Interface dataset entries

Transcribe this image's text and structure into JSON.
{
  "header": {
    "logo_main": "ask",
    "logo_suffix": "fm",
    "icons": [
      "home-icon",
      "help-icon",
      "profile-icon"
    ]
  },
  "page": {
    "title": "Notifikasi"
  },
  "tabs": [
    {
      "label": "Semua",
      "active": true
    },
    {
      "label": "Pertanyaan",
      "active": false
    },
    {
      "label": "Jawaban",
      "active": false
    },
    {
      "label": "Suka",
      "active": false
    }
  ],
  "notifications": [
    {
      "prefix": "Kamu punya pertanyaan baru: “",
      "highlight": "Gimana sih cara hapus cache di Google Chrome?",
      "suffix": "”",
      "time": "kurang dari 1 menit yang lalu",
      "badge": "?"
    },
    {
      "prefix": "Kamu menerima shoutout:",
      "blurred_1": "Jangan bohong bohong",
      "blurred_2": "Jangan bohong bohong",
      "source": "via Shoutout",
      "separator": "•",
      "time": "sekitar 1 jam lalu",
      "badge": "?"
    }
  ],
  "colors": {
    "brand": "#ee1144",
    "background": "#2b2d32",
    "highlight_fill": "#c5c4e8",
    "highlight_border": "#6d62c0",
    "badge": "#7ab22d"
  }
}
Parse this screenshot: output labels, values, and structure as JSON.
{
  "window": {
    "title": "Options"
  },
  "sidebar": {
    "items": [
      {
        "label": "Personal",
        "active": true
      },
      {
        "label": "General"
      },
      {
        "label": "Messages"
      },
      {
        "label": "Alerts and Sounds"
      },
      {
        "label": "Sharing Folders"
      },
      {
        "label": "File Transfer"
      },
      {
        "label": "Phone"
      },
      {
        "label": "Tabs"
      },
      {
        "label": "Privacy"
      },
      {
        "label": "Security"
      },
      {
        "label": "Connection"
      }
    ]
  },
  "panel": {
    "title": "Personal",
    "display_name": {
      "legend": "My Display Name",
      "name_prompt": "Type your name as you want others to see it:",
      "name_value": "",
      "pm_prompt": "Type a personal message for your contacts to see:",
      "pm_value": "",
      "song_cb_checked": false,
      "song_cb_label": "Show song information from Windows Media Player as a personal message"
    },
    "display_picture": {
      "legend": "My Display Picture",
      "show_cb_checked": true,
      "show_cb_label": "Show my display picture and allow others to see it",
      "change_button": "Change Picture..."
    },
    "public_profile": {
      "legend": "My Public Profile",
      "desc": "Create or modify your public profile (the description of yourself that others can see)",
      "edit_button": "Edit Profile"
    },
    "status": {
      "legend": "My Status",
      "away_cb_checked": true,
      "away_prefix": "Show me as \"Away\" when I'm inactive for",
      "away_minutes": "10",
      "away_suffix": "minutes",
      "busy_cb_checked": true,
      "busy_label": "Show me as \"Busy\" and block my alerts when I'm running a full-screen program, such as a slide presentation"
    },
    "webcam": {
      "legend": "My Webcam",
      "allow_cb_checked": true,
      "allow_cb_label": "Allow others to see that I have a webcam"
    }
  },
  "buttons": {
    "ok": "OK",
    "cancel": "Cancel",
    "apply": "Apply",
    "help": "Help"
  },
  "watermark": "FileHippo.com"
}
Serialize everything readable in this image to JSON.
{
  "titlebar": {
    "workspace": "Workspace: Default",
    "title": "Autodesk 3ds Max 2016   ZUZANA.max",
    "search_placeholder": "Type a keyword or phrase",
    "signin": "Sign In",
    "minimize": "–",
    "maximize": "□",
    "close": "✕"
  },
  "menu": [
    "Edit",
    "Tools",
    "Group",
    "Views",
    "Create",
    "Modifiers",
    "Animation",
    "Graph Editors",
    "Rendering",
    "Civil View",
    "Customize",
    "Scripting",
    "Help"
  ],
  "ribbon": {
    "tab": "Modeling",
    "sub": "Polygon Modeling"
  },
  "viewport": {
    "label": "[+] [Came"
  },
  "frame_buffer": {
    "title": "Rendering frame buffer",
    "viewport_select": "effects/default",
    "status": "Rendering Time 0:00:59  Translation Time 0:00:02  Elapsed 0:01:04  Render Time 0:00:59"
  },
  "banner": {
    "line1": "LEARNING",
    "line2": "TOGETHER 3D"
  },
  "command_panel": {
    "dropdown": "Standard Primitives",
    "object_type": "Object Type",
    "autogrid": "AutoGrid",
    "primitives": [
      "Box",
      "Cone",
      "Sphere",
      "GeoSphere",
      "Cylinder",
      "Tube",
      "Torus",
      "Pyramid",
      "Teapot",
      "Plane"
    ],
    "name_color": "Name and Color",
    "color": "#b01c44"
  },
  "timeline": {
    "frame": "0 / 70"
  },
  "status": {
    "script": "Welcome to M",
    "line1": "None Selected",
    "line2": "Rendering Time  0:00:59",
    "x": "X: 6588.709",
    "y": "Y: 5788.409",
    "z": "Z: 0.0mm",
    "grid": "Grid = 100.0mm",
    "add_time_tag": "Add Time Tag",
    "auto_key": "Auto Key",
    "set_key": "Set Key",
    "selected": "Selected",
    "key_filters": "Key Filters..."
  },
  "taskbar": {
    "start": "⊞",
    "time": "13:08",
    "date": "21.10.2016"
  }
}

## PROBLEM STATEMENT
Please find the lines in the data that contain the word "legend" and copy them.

## TASK RESULT
      "legend": "My Display Name",
      "legend": "My Display Picture",
      "legend": "My Public Profile",
      "legend": "My Status",
      "legend": "My Webcam",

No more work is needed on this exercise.